Roger, over and out. If there’s one Grand Slam event that Roger Federer has owned over the past decade and a half, it’s Wimbledon. The Swiss Mister has won eight of the past 17 finals and appeared in another four of them. On the last day of The Championships, Federer has been their 12 of the past 17 years.
But yesterday, in the quarters, he went out in straight sets and got bagels—for the first time in his Wimbledon career—in the third and final set. At the racket of Hubert Hurkacz of Poland, the tourney’s 14-seed. Is this it for Federer, who turns 40 this summer? And when writers keep mentioning an athlete’s age every time they write about him or her, and you’re not Tom Brady, is this a sign to hang it up?

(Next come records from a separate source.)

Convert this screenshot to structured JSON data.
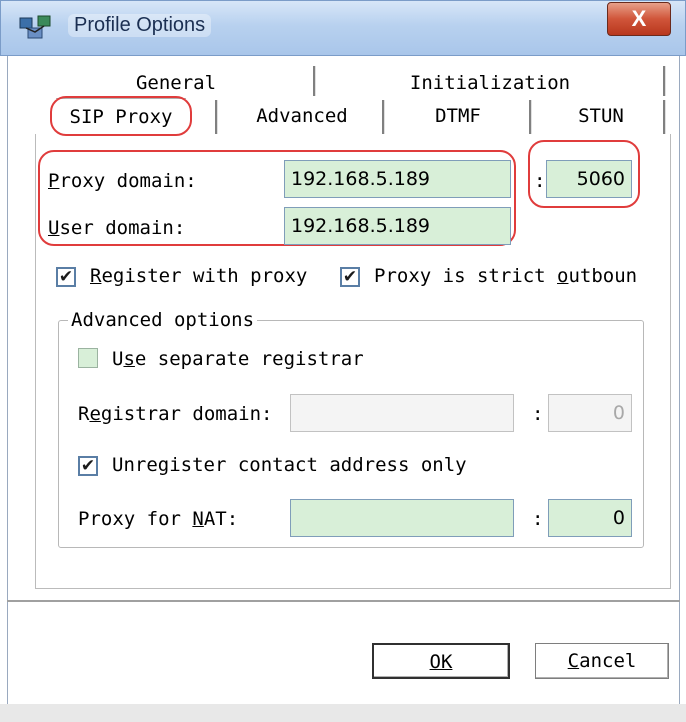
{
  "window": {
    "title": "Profile Options",
    "close_label": "X"
  },
  "tabs_back": [
    {
      "label": "General"
    },
    {
      "label": "Initialization"
    }
  ],
  "tabs_front": [
    {
      "label": "SIP Proxy",
      "selected": true
    },
    {
      "label": "Advanced"
    },
    {
      "label": "DTMF"
    },
    {
      "label": "STUN"
    }
  ],
  "proxy": {
    "proxy_domain_label": "Proxy domain:",
    "proxy_domain_value": "192.168.5.189",
    "proxy_port_value": "5060",
    "user_domain_label": "User domain:",
    "user_domain_value": "192.168.5.189",
    "colon": ":"
  },
  "options": {
    "register_with_proxy_label": "Register with proxy",
    "register_with_proxy_checked": true,
    "strict_outbound_label": "Proxy is strict outboun",
    "strict_outbound_checked": true
  },
  "advanced": {
    "group_title": "Advanced options",
    "separate_registrar_label": "Use separate registrar",
    "separate_registrar_checked": false,
    "registrar_domain_label": "Registrar domain:",
    "registrar_domain_value": "",
    "registrar_port_value": "0",
    "unregister_label": "Unregister contact address only",
    "unregister_checked": true,
    "nat_label": "Proxy for NAT:",
    "nat_value": "",
    "nat_port_value": "0"
  },
  "buttons": {
    "ok": "OK",
    "cancel": "Cancel"
  },
  "colors": {
    "annotation": "#e03c3c",
    "field_bg": "#d8efd8",
    "titlebar": "#b8d1ef"
  },
  "icons": {
    "app": "network-computers-icon",
    "check": "checkmark-icon"
  }
}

Novak Djokovic now is the only one among the Big 3 still in play this weekend and with a championship he’ll tie both Federer and Nadal with 20 career Grand Slam wins. Federer may play another year or so, but it says here he’ll never win another Grand Slam. He’ll finish third among the trio, even though legions of fans will insist that he is the greatest men’s player of all time. That may or may not be true. But he’s the most widely loved, or better said, the least polarizing.
Finally finished the Frank Capra autobiography, The Name Above The Title. It was a wonderful life, after all. Besides directing such classics as It Happened One Night, Mr. Smith Goes To Washington and It’s A Wonderful Life, Capra spent three years in the Army during World War II, being promoted to full-bird colonel and earning a Distinguished Service Medal (the highest honor a non-combat serviceman can receive). He also produced and directed, in the 1950s, a quartet of educational films that were shown on prime-time TV and perhaps later in your classroom. The one I remember best is Hemo The Magnificent.
What stood out most about Capra is that 1) he knew how to get things done and 2) he never let anyone take advantage of him, even if it meant walking away from a deal.
There’s also tons of philosophy in this book, from thoughts on authoritarianism and freedom to the nature of comedy. Brilliant stuff. One thing he also notes is that the age of 26 is the peak age for most people, where peak creativity and accumulated life knowledge experience. Before 26, you still have too much to learn. After 26, you become a little too conservative. He throws out a few examples, all of which took place when the following were 26 or just about…
Einstein…. announces Theory of Relativity
Alexander The Great… begins conquest of world
Lincoln… switched from itinerant life to law and politics
Shakespeare… wrote first major play, King Henry VI
St. Francis… converted from finery to a saintly life
Michelangelo… executed his Pieta
Churchill… elected to House of Commons
Pretty strong lineup. Makes you wonder why Jesus waited until He was 30 to get started. For what it’s worth, Capra was in his mid-30s before he really hit it big with It Happened One Night, which swept the Oscars in the four big categories.